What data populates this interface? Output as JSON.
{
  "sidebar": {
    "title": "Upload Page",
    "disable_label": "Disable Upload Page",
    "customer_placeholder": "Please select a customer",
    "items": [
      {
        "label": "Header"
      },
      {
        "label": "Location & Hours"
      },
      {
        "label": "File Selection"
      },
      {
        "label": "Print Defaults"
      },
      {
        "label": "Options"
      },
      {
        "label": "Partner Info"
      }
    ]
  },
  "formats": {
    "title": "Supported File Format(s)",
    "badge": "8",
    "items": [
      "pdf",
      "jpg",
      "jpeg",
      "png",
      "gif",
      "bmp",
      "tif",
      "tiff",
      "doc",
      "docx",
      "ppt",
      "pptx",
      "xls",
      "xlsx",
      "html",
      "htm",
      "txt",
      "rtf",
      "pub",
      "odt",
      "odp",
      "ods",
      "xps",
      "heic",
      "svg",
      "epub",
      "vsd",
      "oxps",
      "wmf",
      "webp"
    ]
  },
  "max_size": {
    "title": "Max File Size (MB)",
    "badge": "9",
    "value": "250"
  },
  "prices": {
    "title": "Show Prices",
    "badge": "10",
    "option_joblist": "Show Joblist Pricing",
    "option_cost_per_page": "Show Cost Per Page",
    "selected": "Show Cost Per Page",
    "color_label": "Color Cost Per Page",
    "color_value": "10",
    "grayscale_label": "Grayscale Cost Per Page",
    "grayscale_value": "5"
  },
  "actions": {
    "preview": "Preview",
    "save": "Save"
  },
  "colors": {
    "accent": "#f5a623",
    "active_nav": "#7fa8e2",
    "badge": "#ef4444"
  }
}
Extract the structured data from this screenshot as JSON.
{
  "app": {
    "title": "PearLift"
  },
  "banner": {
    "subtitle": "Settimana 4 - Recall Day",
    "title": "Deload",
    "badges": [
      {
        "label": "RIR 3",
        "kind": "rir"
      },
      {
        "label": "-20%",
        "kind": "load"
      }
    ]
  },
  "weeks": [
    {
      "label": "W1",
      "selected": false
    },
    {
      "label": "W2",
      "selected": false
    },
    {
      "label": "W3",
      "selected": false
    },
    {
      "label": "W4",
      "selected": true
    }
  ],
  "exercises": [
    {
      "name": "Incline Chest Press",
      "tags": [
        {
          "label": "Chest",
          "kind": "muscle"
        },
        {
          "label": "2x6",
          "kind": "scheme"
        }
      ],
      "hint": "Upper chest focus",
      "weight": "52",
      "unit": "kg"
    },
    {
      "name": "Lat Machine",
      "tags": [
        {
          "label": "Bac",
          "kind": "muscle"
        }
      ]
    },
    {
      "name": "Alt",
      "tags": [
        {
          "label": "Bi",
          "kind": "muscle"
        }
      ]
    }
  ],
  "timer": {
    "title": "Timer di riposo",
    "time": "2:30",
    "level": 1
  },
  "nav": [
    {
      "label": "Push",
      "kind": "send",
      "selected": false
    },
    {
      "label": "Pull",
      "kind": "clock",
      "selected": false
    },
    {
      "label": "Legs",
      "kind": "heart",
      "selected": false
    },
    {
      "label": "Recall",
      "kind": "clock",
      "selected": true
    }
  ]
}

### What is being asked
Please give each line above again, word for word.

### Solution to this exercise
What data populates this interface? Output as JSON.
{
  "sidebar": {
    "title": "Upload Page",
    "disable_label": "Disable Upload Page",
    "customer_placeholder": "Please select a customer",
    "items": [
      {
        "label": "Header"
      },
      {
        "label": "Location & Hours"
      },
      {
        "label": "File Selection"
      },
      {
        "label": "Print Defaults"
      },
      {
        "label": "Options"
      },
      {
        "label": "Partner Info"
      }
    ]
  },
  "formats": {
    "title": "Supported File Format(s)",
    "badge": "8",
    "items": [
      "pdf",
      "jpg",
      "jpeg",
      "png",
      "gif",
      "bmp",
      "tif",
      "tiff",
      "doc",
      "docx",
      "ppt",
      "pptx",
      "xls",
      "xlsx",
      "html",
      "htm",
      "txt",
      "rtf",
      "pub",
      "odt",
      "odp",
      "ods",
      "xps",
      "heic",
      "svg",
      "epub",
      "vsd",
      "oxps",
      "wmf",
      "webp"
    ]
  },
  "max_size": {
    "title": "Max File Size (MB)",
    "badge": "9",
    "value": "250"
  },
  "prices": {
    "title": "Show Prices",
    "badge": "10",
    "option_joblist": "Show Joblist Pricing",
    "option_cost_per_page": "Show Cost Per Page",
    "selected": "Show Cost Per Page",
    "color_label": "Color Cost Per Page",
    "color_value": "10",
    "grayscale_label": "Grayscale Cost Per Page",
    "grayscale_value": "5"
  },
  "actions": {
    "preview": "Preview",
    "save": "Save"
  },
  "colors": {
    "accent": "#f5a623",
    "active_nav": "#7fa8e2",
    "badge": "#ef4444"
  }
}
Extract the structured data from this screenshot as JSON.
{
  "app": {
    "title": "PearLift"
  },
  "banner": {
    "subtitle": "Settimana 4 - Recall Day",
    "title": "Deload",
    "badges": [
      {
        "label": "RIR 3",
        "kind": "rir"
      },
      {
        "label": "-20%",
        "kind": "load"
      }
    ]
  },
  "weeks": [
    {
      "label": "W1",
      "selected": false
    },
    {
      "label": "W2",
      "selected": false
    },
    {
      "label": "W3",
      "selected": false
    },
    {
      "label": "W4",
      "selected": true
    }
  ],
  "exercises": [
    {
      "name": "Incline Chest Press",
      "tags": [
        {
          "label": "Chest",
          "kind": "muscle"
        },
        {
          "label": "2x6",
          "kind": "scheme"
        }
      ],
      "hint": "Upper chest focus",
      "weight": "52",
      "unit": "kg"
    },
    {
      "name": "Lat Machine",
      "tags": [
        {
          "label": "Bac",
          "kind": "muscle"
        }
      ]
    },
    {
      "name": "Alt",
      "tags": [
        {
          "label": "Bi",
          "kind": "muscle"
        }
      ]
    }
  ],
  "timer": {
    "title": "Timer di riposo",
    "time": "2:30",
    "level": 1
  },
  "nav": [
    {
      "label": "Push",
      "kind": "send",
      "selected": false
    },
    {
      "label": "Pull",
      "kind": "clock",
      "selected": false
    },
    {
      "label": "Legs",
      "kind": "heart",
      "selected": false
    },
    {
      "label": "Recall",
      "kind": "clock",
      "selected": true
    }
  ]
}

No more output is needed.